A few years ago I decided to illustrate a script I had written, somehow, as an experiment of what could be achieved by someone who did not know how to draw or paint.
The result was I did produce something: naïve art at best, but with some appeal to me and to others so that I decided to learn how to draw and proceeded to acquire lots of books and DVDs on how to draw and how to paint.
The progress was slow, with a big drawback – if I may say – when it came to proportions and perspective. I started collecting anything I came across that directly or indirectly related to perspective, but still my drawings left a lot to be desired.
That was until my daughter told me one of her friends had followed an extraordinary drawing course, by Jan Cross, that really taught her how to draw; she was raving about it and was as much delighted as she was surprised by her progress.
The Extraordinary Mind Project name appealed to me straight away as I had been fascinated by all the discoveries of the brain possibilities for the last decade.
And I got more out of the course than I had bargained for.
I soon realized that I had never actually looked at lines and angles of things I supposedly observed. Instead I was seeing an interpretation, a preconceived idea of what was actually before me.
This new way of looking at what is actually there opened the door to a series of improvements in my daily life.
By consciously dropping all preconceived idea of how things should look and be, and concentrating on what is instead, I was able to reorganize my professional activities and all other aspects of my life with more pleasure and self-confidence.

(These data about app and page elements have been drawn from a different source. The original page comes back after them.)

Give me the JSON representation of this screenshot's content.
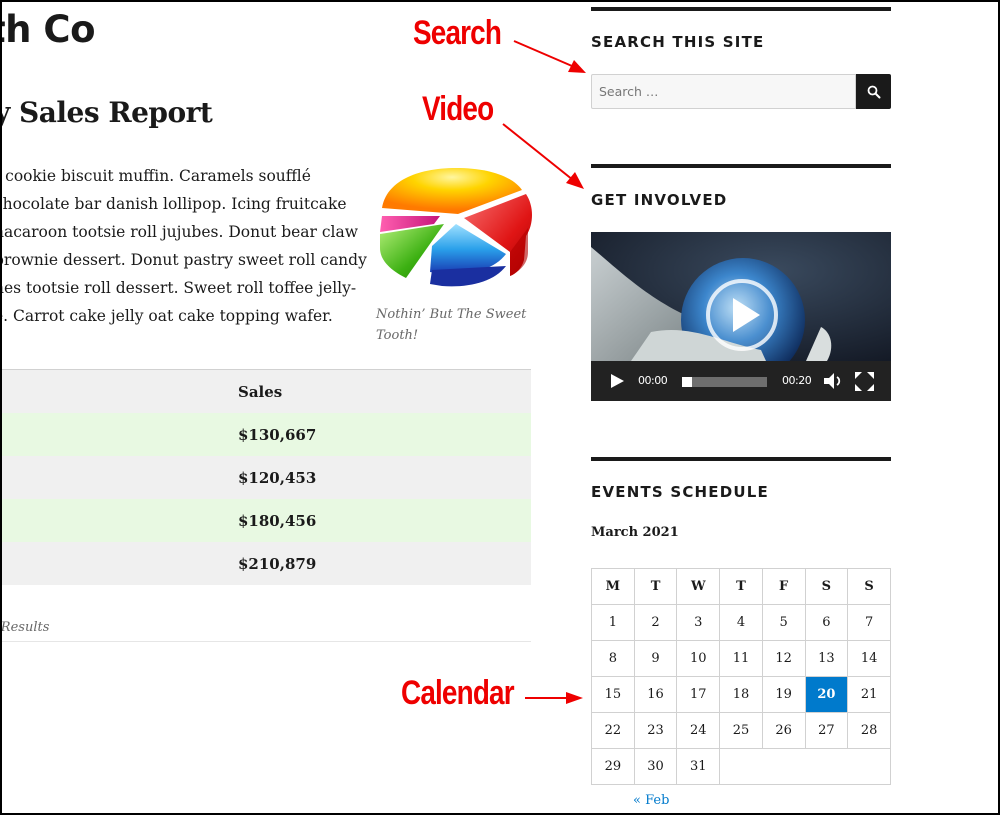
{
  "header": {
    "site_title": "th Co",
    "page_title": "y Sales Report"
  },
  "article": {
    "paragraph_lines": [
      "t cookie biscuit muffin. Caramels soufflé",
      " chocolate bar danish lollipop. Icing fruitcake",
      "nacaroon tootsie roll jujubes. Donut bear claw",
      "prownie dessert. Donut pastry sweet roll candy",
      "nes tootsie roll dessert. Sweet roll toffee jelly-",
      "e. Carrot cake jelly oat cake topping wafer."
    ],
    "figure": {
      "image": "3d-pie-chart-image",
      "caption_line1": "Nothin’ But The Sweet",
      "caption_line2": "Tooth!"
    }
  },
  "sales_table": {
    "header": "Sales",
    "rows": [
      "$130,667",
      "$120,453",
      "$180,456",
      "$210,879"
    ],
    "row_colors": [
      "#e8f9e2",
      "#f0f0f0",
      "#e8f9e2",
      "#f0f0f0"
    ],
    "caption": "s Results"
  },
  "annotations": {
    "search": "Search",
    "video": "Video",
    "calendar": "Calendar",
    "color": "#ee0000"
  },
  "sidebar": {
    "search_widget": {
      "title": "SEARCH THIS SITE",
      "placeholder": "Search …",
      "button_icon": "search-icon"
    },
    "video_widget": {
      "title": "GET INVOLVED",
      "current_time": "00:00",
      "duration": "00:20",
      "progress_percent": 12
    },
    "events_widget": {
      "title": "EVENTS SCHEDULE",
      "month": "March 2021",
      "weekdays": [
        "M",
        "T",
        "W",
        "T",
        "F",
        "S",
        "S"
      ],
      "weeks": [
        [
          "1",
          "2",
          "3",
          "4",
          "5",
          "6",
          "7"
        ],
        [
          "8",
          "9",
          "10",
          "11",
          "12",
          "13",
          "14"
        ],
        [
          "15",
          "16",
          "17",
          "18",
          "19",
          "20",
          "21"
        ],
        [
          "22",
          "23",
          "24",
          "25",
          "26",
          "27",
          "28"
        ],
        [
          "29",
          "30",
          "31"
        ]
      ],
      "today": "20",
      "today_color": "#007acc",
      "prev_link": "« Feb"
    }
  }
}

And the most precious and treasured advice Jan gave me during her Extraordinary Mind Project course was that I didn’t have to be anybody. Wow … talk about a shift in perspective. I found it SO liberating!!